Exercise aim: Within the entries below, find every line that has the string "icon", then copy it.

Records from a data source
========================================================================

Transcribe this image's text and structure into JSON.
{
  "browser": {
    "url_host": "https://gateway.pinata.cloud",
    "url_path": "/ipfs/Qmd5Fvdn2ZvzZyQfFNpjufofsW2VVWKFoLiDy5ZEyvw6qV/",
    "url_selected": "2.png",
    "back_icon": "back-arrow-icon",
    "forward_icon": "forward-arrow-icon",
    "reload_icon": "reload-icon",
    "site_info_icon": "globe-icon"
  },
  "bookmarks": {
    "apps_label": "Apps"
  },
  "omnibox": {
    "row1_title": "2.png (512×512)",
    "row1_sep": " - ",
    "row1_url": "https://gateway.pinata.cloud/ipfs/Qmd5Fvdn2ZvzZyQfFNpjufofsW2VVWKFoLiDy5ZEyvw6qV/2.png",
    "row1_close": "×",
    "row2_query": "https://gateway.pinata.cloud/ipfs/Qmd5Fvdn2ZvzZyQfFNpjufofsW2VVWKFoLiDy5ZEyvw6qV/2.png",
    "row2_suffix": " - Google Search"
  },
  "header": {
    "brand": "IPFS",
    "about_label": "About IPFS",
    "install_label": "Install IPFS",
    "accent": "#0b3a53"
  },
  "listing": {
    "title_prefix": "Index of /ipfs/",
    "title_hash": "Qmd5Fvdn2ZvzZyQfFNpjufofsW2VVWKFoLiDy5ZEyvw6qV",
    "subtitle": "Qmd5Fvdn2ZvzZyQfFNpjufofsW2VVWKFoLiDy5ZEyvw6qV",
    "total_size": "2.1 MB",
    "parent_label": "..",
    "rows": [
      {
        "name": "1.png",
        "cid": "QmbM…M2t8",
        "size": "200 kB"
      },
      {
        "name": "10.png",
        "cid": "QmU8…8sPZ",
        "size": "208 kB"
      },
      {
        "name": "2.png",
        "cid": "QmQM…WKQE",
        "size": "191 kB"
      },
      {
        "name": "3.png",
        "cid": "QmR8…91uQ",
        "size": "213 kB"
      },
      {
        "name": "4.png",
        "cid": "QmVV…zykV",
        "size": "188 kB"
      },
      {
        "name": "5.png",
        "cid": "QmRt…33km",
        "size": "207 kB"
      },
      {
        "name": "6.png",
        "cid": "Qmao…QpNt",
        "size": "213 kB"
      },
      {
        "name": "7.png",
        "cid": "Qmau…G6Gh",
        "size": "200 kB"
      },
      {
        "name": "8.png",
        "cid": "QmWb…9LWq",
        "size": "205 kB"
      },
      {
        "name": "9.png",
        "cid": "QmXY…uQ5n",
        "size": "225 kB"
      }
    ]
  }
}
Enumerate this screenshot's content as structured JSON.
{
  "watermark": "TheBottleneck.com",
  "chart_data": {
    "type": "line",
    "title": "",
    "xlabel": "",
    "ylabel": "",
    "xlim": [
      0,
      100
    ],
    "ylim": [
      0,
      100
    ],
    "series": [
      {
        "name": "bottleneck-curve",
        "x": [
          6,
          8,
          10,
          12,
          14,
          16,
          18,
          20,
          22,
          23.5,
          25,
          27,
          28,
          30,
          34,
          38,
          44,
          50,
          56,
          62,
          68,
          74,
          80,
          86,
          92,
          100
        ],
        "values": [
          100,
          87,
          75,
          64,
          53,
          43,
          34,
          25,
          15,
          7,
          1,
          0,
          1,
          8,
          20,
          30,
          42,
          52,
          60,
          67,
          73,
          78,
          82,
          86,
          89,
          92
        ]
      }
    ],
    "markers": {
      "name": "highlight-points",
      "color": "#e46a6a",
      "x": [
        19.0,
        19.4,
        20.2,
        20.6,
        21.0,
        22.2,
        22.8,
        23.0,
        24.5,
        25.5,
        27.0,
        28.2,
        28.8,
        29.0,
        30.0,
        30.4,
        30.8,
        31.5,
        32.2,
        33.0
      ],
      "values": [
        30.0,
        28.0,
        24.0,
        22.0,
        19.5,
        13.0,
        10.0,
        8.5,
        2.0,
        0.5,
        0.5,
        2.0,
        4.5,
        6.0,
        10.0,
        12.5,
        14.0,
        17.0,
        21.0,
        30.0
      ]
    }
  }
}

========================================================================

Answer section:
    "back_icon": "back-arrow-icon",
    "forward_icon": "forward-arrow-icon",
    "reload_icon": "reload-icon",
    "site_info_icon": "globe-icon"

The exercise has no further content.